pleasant strain and inspired the production of some of the best Negro Rhymes.
I would next consider for a little the origin of the subject matter found in Negro Rhymes. When the Negro sings "Master Is Six Feet One Way" or "The Alabama Way" there is no question where the subject matter came from. But when he sings of animals, calling them all "Brother" or "Sister," and "Bought Me a Wife," etc., the origin of the conception and subject matter is not so clear. I now come to the question: From wThence came such subject matter?

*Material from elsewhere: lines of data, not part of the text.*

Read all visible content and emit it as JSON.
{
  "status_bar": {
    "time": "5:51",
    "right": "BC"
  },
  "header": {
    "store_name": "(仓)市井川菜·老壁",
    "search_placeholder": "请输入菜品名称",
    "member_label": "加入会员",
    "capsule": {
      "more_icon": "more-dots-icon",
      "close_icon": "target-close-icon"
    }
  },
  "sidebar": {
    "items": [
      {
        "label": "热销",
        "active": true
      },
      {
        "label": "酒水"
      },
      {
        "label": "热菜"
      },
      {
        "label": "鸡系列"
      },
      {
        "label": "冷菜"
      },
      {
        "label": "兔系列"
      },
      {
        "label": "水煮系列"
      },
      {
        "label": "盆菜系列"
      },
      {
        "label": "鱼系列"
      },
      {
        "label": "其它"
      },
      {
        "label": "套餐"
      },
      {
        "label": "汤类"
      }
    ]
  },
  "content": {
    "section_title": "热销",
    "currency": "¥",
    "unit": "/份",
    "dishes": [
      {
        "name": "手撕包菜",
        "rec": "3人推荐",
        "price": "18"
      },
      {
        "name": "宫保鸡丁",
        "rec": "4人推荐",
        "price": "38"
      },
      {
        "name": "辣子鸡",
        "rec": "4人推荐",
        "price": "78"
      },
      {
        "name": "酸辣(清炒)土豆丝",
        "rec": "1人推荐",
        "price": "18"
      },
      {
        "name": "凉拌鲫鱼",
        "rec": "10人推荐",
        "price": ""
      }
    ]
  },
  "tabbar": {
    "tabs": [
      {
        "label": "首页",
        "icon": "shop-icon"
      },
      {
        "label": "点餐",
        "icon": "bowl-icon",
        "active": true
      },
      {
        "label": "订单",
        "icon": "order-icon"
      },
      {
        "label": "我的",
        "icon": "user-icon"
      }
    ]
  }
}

First of all, Mr. Joel Chandler Harris, in his introduction to "Nights with Uncle Remus," has shown that the Negro stories of our country have counterparts in the Kaffir Tales of Africa. He therefore leaves strong grounds for inference that the American Negroes probably brought the dim outlines of their Br'er Rabbit stories along with them when they came from Africa. I have already pointed out that some of the Folk Rhymes belong to these Br'er Rabbit stories. Since the origin of the subject mattei of one is the origin of the subject matter of the other, it follows that we are reasonably sure of the origin of such Folk Rhymes because of the "counterpart" data presented by Mr. Harris.